=== Assignment ===
Nothing but the lines from the one containing "Enumerate this screenshot's" to the end of the material should be returned, each exactly as written.

=== Exercise data ===
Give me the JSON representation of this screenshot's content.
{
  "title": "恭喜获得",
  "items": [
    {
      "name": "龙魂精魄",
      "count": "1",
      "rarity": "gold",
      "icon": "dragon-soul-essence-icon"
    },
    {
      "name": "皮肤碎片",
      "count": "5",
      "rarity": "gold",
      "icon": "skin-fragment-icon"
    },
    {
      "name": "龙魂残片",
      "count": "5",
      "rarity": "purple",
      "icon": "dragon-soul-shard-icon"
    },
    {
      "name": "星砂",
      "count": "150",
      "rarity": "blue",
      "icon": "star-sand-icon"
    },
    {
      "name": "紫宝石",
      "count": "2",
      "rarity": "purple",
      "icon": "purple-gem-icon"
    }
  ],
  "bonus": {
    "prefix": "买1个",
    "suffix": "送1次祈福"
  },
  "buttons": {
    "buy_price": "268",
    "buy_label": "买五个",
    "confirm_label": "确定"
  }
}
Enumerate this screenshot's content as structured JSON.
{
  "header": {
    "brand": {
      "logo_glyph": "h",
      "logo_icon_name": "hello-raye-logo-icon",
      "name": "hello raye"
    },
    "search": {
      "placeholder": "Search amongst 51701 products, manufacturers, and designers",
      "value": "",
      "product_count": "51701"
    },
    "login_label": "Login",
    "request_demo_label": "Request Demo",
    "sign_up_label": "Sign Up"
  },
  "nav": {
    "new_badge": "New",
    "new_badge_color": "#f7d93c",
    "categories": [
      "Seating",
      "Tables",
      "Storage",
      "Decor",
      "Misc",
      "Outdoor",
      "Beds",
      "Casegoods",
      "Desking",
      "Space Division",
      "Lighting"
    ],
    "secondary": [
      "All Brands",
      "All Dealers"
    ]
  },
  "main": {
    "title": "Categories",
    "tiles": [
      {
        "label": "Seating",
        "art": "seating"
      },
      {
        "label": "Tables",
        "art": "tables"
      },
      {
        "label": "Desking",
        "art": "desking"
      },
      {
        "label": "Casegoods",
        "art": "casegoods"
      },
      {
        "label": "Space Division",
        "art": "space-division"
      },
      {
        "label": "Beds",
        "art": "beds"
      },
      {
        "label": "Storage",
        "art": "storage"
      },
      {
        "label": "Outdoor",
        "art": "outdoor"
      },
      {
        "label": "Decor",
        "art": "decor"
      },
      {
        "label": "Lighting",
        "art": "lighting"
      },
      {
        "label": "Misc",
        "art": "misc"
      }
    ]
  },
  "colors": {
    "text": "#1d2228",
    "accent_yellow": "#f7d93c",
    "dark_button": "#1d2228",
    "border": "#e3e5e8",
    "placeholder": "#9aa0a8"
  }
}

=== Output for this exercise ===
Enumerate this screenshot's content as structured JSON.
{
  "header": {
    "brand": {
      "logo_glyph": "h",
      "logo_icon_name": "hello-raye-logo-icon",
      "name": "hello raye"
    },
    "search": {
      "placeholder": "Search amongst 51701 products, manufacturers, and designers",
      "value": "",
      "product_count": "51701"
    },
    "login_label": "Login",
    "request_demo_label": "Request Demo",
    "sign_up_label": "Sign Up"
  },
  "nav": {
    "new_badge": "New",
    "new_badge_color": "#f7d93c",
    "categories": [
      "Seating",
      "Tables",
      "Storage",
      "Decor",
      "Misc",
      "Outdoor",
      "Beds",
      "Casegoods",
      "Desking",
      "Space Division",
      "Lighting"
    ],
    "secondary": [
      "All Brands",
      "All Dealers"
    ]
  },
  "main": {
    "title": "Categories",
    "tiles": [
      {
        "label": "Seating",
        "art": "seating"
      },
      {
        "label": "Tables",
        "art": "tables"
      },
      {
        "label": "Desking",
        "art": "desking"
      },
      {
        "label": "Casegoods",
        "art": "casegoods"
      },
      {
        "label": "Space Division",
        "art": "space-division"
      },
      {
        "label": "Beds",
        "art": "beds"
      },
      {
        "label": "Storage",
        "art": "storage"
      },
      {
        "label": "Outdoor",
        "art": "outdoor"
      },
      {
        "label": "Decor",
        "art": "decor"
      },
      {
        "label": "Lighting",
        "art": "lighting"
      },
      {
        "label": "Misc",
        "art": "misc"
      }
    ]
  },
  "colors": {
    "text": "#1d2228",
    "accent_yellow": "#f7d93c",
    "dark_button": "#1d2228",
    "border": "#e3e5e8",
    "placeholder": "#9aa0a8"
  }
}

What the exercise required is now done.